• Removes Waste
The kidneys are the most important organ in our bodies when it comes to water retention. The work of our kidneys is keeping waste at bay, balancing fluid levels and assisting with electrolyte regulation. As time passes and we age, the function of this essential organ diminishes and odds increase that other organs rely more heavily on assistance from each kidney.
• Reduces Risk of UTIs
Drinking enough fluids can be challenging, especially for seniors. The lack of hydration can lead to other health risks including urinary tract infections which may result in confusion similar to that seen in dementia patients.
Staying hydrated keeps electrolytes balanced, blood volume normal, and aids in digestion.
What Tips Can Keep Elderly Loved Ones Hydrated?
Staying hydrated is a key part of healthy living.
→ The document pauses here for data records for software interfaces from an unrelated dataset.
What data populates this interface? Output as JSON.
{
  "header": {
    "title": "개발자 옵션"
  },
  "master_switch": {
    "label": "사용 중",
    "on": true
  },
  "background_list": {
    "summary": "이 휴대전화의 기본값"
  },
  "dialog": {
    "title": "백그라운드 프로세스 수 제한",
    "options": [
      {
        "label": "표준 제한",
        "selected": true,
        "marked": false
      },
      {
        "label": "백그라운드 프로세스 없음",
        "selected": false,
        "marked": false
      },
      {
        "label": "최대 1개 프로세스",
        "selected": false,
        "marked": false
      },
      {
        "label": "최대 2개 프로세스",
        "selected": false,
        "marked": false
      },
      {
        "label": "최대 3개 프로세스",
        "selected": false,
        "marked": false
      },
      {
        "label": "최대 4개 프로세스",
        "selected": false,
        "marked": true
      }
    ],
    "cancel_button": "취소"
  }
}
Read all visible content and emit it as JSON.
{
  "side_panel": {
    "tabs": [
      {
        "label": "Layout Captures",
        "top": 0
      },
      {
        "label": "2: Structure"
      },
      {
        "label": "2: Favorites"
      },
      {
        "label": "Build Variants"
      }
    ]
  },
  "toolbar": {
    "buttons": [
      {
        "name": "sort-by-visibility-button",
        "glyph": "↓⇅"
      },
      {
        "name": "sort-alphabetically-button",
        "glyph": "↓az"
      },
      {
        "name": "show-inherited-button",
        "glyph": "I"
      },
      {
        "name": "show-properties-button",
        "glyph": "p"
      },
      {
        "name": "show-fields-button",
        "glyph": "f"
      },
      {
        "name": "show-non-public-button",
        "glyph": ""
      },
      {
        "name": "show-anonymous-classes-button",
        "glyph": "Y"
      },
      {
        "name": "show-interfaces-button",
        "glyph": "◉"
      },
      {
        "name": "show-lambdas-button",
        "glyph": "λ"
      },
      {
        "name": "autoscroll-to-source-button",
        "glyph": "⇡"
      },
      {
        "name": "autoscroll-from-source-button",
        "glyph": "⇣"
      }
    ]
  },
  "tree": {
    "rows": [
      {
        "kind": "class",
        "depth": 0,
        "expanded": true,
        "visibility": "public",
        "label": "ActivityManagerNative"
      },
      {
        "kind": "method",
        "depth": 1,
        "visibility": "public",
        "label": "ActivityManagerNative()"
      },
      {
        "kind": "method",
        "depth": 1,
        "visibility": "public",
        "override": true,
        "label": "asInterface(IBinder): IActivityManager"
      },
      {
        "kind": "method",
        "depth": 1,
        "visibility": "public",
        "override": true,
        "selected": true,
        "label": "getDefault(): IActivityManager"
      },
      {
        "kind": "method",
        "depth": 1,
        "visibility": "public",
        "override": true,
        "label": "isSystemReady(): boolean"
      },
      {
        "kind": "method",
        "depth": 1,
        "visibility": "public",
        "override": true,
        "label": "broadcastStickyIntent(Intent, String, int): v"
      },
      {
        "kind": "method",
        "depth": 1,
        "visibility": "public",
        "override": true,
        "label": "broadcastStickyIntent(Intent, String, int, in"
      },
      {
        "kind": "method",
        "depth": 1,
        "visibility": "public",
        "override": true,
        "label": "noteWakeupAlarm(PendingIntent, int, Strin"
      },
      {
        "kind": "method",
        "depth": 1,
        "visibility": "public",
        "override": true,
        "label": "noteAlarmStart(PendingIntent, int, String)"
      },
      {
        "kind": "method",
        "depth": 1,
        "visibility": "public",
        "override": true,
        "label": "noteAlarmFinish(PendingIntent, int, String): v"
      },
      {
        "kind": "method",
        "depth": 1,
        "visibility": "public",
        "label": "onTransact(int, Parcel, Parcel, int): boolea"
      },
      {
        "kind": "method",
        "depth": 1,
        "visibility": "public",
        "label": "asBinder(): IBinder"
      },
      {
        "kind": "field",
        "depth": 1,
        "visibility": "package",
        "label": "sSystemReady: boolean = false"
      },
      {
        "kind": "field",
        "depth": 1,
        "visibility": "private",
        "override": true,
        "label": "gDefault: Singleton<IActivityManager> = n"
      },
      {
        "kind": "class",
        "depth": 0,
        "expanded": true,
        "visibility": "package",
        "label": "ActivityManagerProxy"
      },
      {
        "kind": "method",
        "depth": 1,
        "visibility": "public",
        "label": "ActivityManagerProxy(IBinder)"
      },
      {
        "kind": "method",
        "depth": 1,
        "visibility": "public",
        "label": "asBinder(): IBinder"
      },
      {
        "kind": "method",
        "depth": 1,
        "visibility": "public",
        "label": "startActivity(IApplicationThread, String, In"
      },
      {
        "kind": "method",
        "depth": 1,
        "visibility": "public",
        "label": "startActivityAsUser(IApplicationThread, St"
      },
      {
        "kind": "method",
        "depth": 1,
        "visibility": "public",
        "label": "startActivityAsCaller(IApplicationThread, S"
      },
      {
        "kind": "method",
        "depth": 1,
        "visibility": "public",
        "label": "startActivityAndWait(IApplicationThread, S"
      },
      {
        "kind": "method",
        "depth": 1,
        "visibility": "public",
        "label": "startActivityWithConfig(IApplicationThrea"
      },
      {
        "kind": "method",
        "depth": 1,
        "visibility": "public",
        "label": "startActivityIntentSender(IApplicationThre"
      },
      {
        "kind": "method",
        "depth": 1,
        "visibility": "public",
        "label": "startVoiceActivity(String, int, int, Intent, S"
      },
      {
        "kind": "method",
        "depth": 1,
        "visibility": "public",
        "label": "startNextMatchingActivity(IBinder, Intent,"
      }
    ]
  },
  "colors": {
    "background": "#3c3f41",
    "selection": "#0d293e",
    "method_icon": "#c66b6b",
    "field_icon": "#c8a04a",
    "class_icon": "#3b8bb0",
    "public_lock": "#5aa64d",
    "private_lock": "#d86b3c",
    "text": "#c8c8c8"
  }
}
But preventing dehydration, which many people think doesn’t affect their sedentary loved one, can be even more challenging for those who are homebound or need assistance with eating and caring for themselves.
Here are 3 tips to stay hydrated:
- Make it Convenient
Make a lot of water and healthy options available for your family to help them stay hydrated on hot days. Try making some fun concoctions at home with fresh fruit that might tempt the entire family! Eat plenty of fruits like strawberries, watermelon, grapes, oranges, or peaches when they are in season. Additionally, to make staying hydrated easier, put a water bottle or cup next to your loved one’s bed or favorite chair.
- Hydration Station
To maintain good health, it’s important for seniors to drink enough fluids each day. We at Avanti Senior Living are committed to keeping our residents hydrated and healthy in a number of ways. For example, we provide a hydration station with flavored waters in the lobby of each community for our residents during these hot summer days.
- Set a Timer
If your loved one has dementia or deals with the type of memory issues that make keeping track of time difficult, monitoring their water consumption is essential. Setting a timer during the day to remind yourself and them may be helpful, as it can be set at intervals that are appropriate for them.
It’s important to have the basics while dealing with disaster. However, it’s in your best interest to be as prepared as possible for any situation, which would include additional necessities beyond food and water. These include:
Is Dehydration Linked to Decreased Brain Function?
Dehydration is a real risk for those with dementia. The brain requires a large supply of water to function. Studies show that the body begins to lose gray matter when dehydrated. Forgetfulness can strike patients without warning. Additionally, particular medications can increase dehydration because it lessens fluid intake or the body may dehydrate because of other medical conditions such as urinary tract infections (UTIs).
People who are not hydrated often experience faster aging in their brains. In contrast, a well-hydrated brain can enhance concentration, memory function maintenance, and mood balance. Dehydration can be a symptom of short-term and long-term afflictions including a lack of mental functioning, poor balance, headache, nausea and more. In more severe cases dehydration can lead to heatstroke, coma and even death.
Your loved one’s health and safety is Avanti Senior Living’s top priority. As a resident, your loved one will receive all the care they need to stay hydrated, maintain independence, and live a healthier lifestyle. Contact your local community for more details or schedule a tour today.